Document, Don’t Plagiarize

Knowing when to quote and when to paraphrase is quite an art. Basically, you don’t want to string a whole bunch of long quotes together, with a few of your own sentences connecting them, and call it a researched essay. You want to use quotes sparingly, to support your points. Paraphrasing is useful, but be careful that you don’t find yourself endlessly paraphrasing and not writing much of your own thoughts and words either. When you do paraphrase, you often need to give a citation as well.

The guiding principle: Is it your prior knowledge or not?

You must cite even material you’ve paraphrased if that paraphrased passage—whether it’s a sentence or several paragraphs—is not your knowledge. The concept of ‘your’ knowledge is very important. It’s an honor system in which you acknowledge that as you are writing you are immediately referring to the material at hand. In other words, if you have to look back and forth from an article or book to the computer screen as you are working to put a passage in your own words, then you must cite it. But if you read something days before, and studied it, so that when you’re writing your essay you’re able to do so without looking at those notes or that article, then it’s become your knowledge and you need not cite it.

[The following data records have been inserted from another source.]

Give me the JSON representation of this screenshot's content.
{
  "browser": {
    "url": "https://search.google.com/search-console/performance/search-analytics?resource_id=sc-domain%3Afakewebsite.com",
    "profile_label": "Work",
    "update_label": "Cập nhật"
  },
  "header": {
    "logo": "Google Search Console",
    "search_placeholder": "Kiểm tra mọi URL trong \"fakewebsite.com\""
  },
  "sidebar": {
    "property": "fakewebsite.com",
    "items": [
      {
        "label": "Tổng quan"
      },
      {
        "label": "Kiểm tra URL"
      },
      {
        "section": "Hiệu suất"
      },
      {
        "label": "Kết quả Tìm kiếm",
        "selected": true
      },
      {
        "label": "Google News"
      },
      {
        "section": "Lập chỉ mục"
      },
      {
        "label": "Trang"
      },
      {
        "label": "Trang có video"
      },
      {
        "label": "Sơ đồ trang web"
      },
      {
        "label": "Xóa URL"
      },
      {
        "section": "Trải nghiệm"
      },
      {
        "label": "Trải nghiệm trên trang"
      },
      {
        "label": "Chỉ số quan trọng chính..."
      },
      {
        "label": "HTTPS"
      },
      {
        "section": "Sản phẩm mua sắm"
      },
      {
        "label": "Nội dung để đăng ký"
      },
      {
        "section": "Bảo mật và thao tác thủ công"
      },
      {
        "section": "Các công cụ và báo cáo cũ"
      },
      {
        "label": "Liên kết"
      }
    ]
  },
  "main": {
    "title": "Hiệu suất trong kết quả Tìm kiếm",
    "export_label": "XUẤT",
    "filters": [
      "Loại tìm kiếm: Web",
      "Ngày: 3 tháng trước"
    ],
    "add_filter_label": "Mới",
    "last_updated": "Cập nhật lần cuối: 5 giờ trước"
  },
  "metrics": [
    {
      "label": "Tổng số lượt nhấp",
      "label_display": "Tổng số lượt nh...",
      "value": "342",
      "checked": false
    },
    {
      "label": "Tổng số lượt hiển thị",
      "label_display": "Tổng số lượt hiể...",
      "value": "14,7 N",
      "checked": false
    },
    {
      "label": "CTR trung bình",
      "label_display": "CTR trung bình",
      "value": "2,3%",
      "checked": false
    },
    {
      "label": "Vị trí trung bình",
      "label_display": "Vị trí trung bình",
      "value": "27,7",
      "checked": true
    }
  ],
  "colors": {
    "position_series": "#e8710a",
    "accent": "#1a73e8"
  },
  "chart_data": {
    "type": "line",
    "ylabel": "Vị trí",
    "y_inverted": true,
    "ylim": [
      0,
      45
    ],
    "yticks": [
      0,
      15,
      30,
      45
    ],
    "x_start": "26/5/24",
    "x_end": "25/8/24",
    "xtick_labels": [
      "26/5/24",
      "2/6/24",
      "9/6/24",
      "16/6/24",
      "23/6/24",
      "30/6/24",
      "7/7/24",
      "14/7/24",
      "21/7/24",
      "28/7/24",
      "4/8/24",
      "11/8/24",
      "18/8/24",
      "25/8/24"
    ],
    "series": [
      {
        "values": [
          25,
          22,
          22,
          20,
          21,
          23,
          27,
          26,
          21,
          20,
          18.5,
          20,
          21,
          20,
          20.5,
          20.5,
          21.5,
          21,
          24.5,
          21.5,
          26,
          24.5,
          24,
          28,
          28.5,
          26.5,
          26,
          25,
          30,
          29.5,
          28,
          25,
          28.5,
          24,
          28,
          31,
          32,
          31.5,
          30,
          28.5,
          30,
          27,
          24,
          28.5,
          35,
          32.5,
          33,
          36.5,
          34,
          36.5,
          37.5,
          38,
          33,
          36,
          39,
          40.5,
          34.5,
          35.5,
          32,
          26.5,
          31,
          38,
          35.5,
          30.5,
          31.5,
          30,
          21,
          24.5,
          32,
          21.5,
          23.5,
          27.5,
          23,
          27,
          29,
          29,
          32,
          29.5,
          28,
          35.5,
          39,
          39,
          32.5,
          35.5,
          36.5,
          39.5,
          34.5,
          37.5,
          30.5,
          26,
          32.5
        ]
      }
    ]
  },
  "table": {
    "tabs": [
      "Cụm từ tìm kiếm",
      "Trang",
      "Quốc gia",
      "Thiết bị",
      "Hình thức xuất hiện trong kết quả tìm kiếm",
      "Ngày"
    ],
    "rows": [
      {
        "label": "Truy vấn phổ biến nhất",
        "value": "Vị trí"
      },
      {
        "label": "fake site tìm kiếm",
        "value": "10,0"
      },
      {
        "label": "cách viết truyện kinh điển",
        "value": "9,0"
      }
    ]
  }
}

There’s one exception to that, however. And that’s if what you’re writing is an original idea or thesis. You must give credit to those who have influenced your thinking. For example, take the following sentence. “The Tubes was an early-punk rock band from the 70’s and 80’s.” That’s a fact and you need not cite your source.

However, take this sentence: “All punk rock originated with the Tubes.” That’s a thesis, an idea, someone’s opinion. In that case, you have to cite your source, giving credit to the person who’s making that claim.

Learn more so you can quote less

So…how do you avoid an overreliance upon quoting and paraphrasing? Don’t ask an editing service to do that for you. That’s cheating. Do your own research, reading, and studying to become knowledgeable in the subject, so that when you sit down to write, a lot of the material comes from you, from inside, and not from your notes and sources. You need to KNOW the subject well enough so that the words you type are YOUR words, your ideas…your knowledge.

Thus, that underscores the importance of really doing your homework… literally. Read and study the subject. Make yourself a legitimate expert in the subject. Then you’ll have something to say that’s your ideas, your words, not just the ideas and words of your sources.

Give credit where credit is due

Of course, to be truly professional you must meticulously document your sources. Why? To give credit where credit is due. To protect yourself against charges of academic dishonesty. To enhance your own credibility. And to provide your readers with the source information should they care to read more about the subject.